Best iron on adhesive for patches on polyester jerseys 

When it comes to putting iron on patches on the polyester jerseys, you have a lot of options to choose from and it is also very important that the iron on patches are attached to the fabric very nicely so that it will not come off easily.

To get this effect, the most obvious one is the adhesive that comes with the iron on patches and these are called self-adhesive.

Moreover, this adhesive tends to be activated when heat and pressure are put on it however, a drawback of this type of self-adhesive is that it will only be activated once without any chances of being reactivated.

Therefore, in these scenarios, the best thing for you to do is to use fabric glue to reactivate the adhesive and this will work like a wonder on polyester jerseys. 

What fabrics can you iron patches onto? 

It is always better to be knowledgeable regarding which fabrics are compatible with iron-on patches as this can really help eradicate all the unwanted disasters and surprises. 


The most appropriate fabric for iron patching is cotton and nothing can beat the effectiveness of cotton.

In addition, cotton can not only withstand the heat, but it can also handle high temperatures of 400 degrees Fahrenheit without any problem. 

Being a natural fiber, cotton can adhere to the adhesive as well however, you need to be careful of the wrinkles.


Nothing can be more appropriate than polyester fabric. Although they are very intricate, they still can handle the heat of an iron and will let the adhesive stick onto the polyester material very well. 

Poly Cotton:

You can also iron patch onto poly-cotton as this poly-cotton material is made out of a blend of polyester and cotton.

As this fabric is a cotton blend and also has a small percentage of polyester, therefore, your iron patches will not cause any discoloration and will stick to the fabric well. 

How to remove iron on patch from polyester?

Applying an iron-on patch onto the polyester may seem like a very easy and fun thing to do but when it comes to the task of removing iron on patches, the task may be harder than you think. 

However, it is totally doable and most of the time, the same initial application process is used to remove the iron-on patches. 

In addition, you can also remove the iron on patches by using warm water, vinegar, a hairdryer, and you can also use a freezing method to remove the iron patches from the polyester. 

However, the most common way of removing the iron on patches from polyester is by using an iron and by pressing it onto the iron-on patches for almost 12 to 15 seconds. 

After that, you can simply peel the patch off of the polyester but you need to make sure to wear gloves. 

Even after all these, some glue residue, discoloration, or stains may still be on the polyester and for that, you can either use some adhesive remover for the residues and you can use vinegar to carefully remove all the stains. 

Is it better to sew or iron-on a patch?

You can definitely do both sew-on and iron-on patches on fabrics but it can also depend on the type of fabric.

Accordingly, if it is a polyester fabric, then it is always better to do iron-on patches.

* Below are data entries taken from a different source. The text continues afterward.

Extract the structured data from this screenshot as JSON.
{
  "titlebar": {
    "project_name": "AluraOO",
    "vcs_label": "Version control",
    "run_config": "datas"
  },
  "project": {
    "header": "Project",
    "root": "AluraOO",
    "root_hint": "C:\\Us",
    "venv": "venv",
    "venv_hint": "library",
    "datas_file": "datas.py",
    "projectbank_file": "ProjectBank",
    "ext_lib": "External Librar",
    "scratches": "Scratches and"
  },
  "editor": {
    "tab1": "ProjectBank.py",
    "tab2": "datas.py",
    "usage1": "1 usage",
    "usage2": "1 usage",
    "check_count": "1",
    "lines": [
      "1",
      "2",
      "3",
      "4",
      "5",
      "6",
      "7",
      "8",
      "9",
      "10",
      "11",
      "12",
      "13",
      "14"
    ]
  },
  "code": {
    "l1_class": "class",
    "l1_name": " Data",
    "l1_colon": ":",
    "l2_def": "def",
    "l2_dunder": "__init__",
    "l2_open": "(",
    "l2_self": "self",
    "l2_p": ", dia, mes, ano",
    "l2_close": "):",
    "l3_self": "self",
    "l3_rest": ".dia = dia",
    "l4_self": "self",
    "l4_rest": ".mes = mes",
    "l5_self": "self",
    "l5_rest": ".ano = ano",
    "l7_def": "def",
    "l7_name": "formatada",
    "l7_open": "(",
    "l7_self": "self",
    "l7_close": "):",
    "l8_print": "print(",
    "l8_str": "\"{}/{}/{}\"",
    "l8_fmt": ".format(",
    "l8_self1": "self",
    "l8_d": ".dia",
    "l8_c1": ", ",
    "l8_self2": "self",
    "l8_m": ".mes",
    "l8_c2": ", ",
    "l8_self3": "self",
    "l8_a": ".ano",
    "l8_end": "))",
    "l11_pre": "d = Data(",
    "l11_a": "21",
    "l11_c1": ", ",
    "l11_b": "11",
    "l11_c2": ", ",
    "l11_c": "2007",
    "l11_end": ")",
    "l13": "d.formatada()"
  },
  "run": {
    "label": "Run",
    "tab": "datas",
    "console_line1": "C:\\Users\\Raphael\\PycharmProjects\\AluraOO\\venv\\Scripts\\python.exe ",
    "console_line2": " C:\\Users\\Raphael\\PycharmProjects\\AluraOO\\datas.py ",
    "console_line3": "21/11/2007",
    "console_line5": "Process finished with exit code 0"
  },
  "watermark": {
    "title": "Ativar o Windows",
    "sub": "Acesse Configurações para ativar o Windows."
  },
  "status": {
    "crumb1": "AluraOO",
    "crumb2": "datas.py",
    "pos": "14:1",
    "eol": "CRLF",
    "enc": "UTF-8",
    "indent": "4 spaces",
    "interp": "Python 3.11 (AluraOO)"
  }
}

Additionally, if the fabric is nylon, denim, and so on, then sew-on patches will be the better option. 

In addition, one of the interesting things is that you can sew the iron-on patches as well. When you are dealing with sew-on patches, it may take longer than iron-on patches.

Moreover, you need to sew the sew-on patches very carefully by not letting any edges be left out and if you sew it right, a sew-on patch is more long-lasting and will not come off easily.

However, although sew-on patches can provide a durable effect, it still should be noted that they will take a considerable amount of time and labor to finish the project. 

Additionally, this issue can be modified by the usage of iron on patches as these will literally take one or two minutes to patch onto any fabric.

And this usage of less time, less labor, and less effort make these iron-on patches very efficient and better options to choose between sew-on patches and iron-on patches. 

Final Thoughts

To sum up, it is definitely feasible to use iron-on patches on the polyester fabric. However, you need to put an extra layer of clothing or padding while pressing on the iron-on patches with the iron because if you do otherwise, you will end up with a tacky design.